§ EXERCISE: If a line in the entries includes "固定リンク", show that line.

§ RECORDS FOR THIS TASK:
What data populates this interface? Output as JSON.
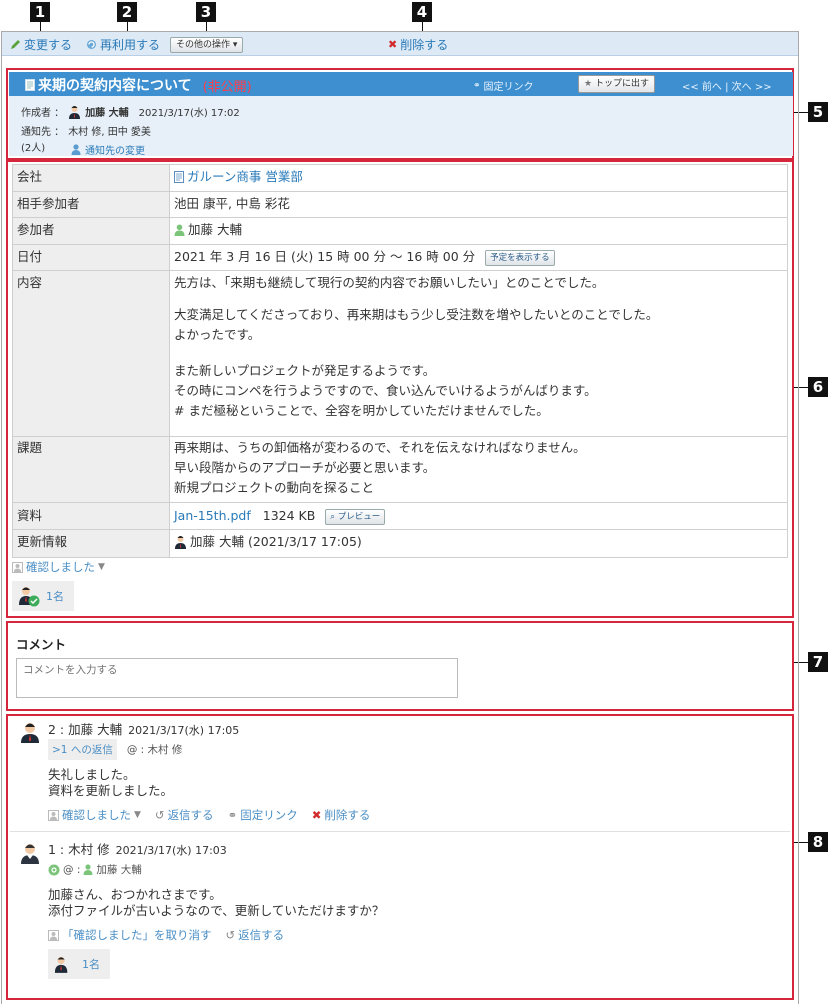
{
  "callouts": [
    "1",
    "2",
    "3",
    "4",
    "5",
    "6",
    "7",
    "8"
  ],
  "toolbar": {
    "edit": "変更する",
    "reuse": "再利用する",
    "more_ops": "その他の操作",
    "delete": "削除する"
  },
  "header": {
    "title": "来期の契約内容について",
    "visibility": "(非公開)",
    "permalink": "固定リンク",
    "pin_top": "トップに出す",
    "pager": "<< 前へ | 次へ >>"
  },
  "meta": {
    "author_label": "作成者 ：",
    "author_name": "加藤 大輔",
    "author_ts": "2021/3/17(水) 17:02",
    "notify_label": "通知先 ：",
    "notify_names": "木村 修, 田中 愛美",
    "notify_count": "(2人)",
    "notify_change": "通知先の変更"
  },
  "details": {
    "company_label": "会社",
    "company_value": "ガルーン商事 営業部",
    "counterpart_label": "相手参加者",
    "counterpart_value": "池田 康平, 中島 彩花",
    "participants_label": "参加者",
    "participants_value": "加藤 大輔",
    "date_label": "日付",
    "date_value": "2021 年 3 月 16 日 (火) 15 時 00 分 ～ 16 時 00 分",
    "show_schedule": "予定を表示する",
    "content_label": "内容",
    "content_lines": [
      "先方は、「来期も継続して現行の契約内容でお願いしたい」とのことでした。",
      "",
      "大変満足してくださっており、再来期はもう少し受注数を増やしたいとのことでした。",
      "よかったです。",
      "",
      "また新しいプロジェクトが発足するようです。",
      "その時にコンペを行うようですので、食い込んでいけるようがんばります。",
      "# まだ極秘ということで、全容を明かしていただけませんでした。"
    ],
    "issues_label": "課題",
    "issues_lines": [
      "再来期は、うちの卸価格が変わるので、それを伝えなければなりません。",
      "早い段階からのアプローチが必要と思います。",
      "新規プロジェクトの動向を探ること"
    ],
    "attach_label": "資料",
    "attach_file": "Jan-15th.pdf",
    "attach_size": "1324 KB",
    "preview": "プレビュー",
    "update_label": "更新情報",
    "update_value": "加藤 大輔 (2021/3/17 17:05)"
  },
  "confirm": {
    "label": "確認しました",
    "count": "1名"
  },
  "comment": {
    "heading": "コメント",
    "placeholder": "コメントを入力する"
  },
  "comments": [
    {
      "head": "2 : 加藤 大輔",
      "ts": "2021/3/17(水) 17:05",
      "reply_to": ">1 への返信",
      "mention": "@ : 木村 修",
      "lines": [
        "失礼しました。",
        "資料を更新しました。"
      ],
      "act_confirm": "確認しました",
      "act_reply": "返信する",
      "act_permalink": "固定リンク",
      "act_delete": "削除する"
    },
    {
      "head": "1 : 木村 修",
      "ts": "2021/3/17(水) 17:03",
      "mention_prefix": "@ :",
      "mention_name": "加藤 大輔",
      "lines": [
        "加藤さん、おつかれさまです。",
        "添付ファイルが古いようなので、更新していただけますか？"
      ],
      "act_undo": "「確認しました」を取り消す",
      "act_reply": "返信する",
      "count": "1名"
    }
  ]
}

§ WORKED SOLUTION:
    "permalink": "固定リンク",
      "act_permalink": "固定リンク",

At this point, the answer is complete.